▶ _EXERCISE DETAILS_: In the data, extract each line that holds the string "icon".

▶ _TASK INPUT_:

+++++

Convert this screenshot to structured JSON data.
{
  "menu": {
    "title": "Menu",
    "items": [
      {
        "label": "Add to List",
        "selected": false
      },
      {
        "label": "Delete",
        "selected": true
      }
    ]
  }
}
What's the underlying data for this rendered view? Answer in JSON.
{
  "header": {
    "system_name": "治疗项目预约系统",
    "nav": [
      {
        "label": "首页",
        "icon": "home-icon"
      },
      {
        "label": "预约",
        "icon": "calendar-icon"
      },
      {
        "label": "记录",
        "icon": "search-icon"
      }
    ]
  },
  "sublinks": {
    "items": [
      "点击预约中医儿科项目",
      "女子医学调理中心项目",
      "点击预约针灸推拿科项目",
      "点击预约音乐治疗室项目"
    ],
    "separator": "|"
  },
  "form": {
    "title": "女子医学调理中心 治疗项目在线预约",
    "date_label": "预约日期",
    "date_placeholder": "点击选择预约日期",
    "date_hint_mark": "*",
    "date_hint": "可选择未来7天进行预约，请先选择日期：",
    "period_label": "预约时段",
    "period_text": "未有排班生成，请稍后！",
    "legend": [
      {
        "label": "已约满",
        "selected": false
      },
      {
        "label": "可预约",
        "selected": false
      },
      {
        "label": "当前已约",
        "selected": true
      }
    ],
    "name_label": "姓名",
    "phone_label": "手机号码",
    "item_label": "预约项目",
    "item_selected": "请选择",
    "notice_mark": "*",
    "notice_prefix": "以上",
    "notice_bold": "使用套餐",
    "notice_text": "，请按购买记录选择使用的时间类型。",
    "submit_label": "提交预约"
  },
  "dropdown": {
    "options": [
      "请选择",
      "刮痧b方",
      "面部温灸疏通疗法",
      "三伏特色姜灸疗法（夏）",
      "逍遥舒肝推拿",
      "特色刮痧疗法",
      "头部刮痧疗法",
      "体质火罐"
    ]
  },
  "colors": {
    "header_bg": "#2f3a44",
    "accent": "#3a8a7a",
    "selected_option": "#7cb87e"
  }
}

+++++

▶ _EXERCISE RESPONSE_:
        "icon": "home-icon"
        "icon": "calendar-icon"
        "icon": "search-icon"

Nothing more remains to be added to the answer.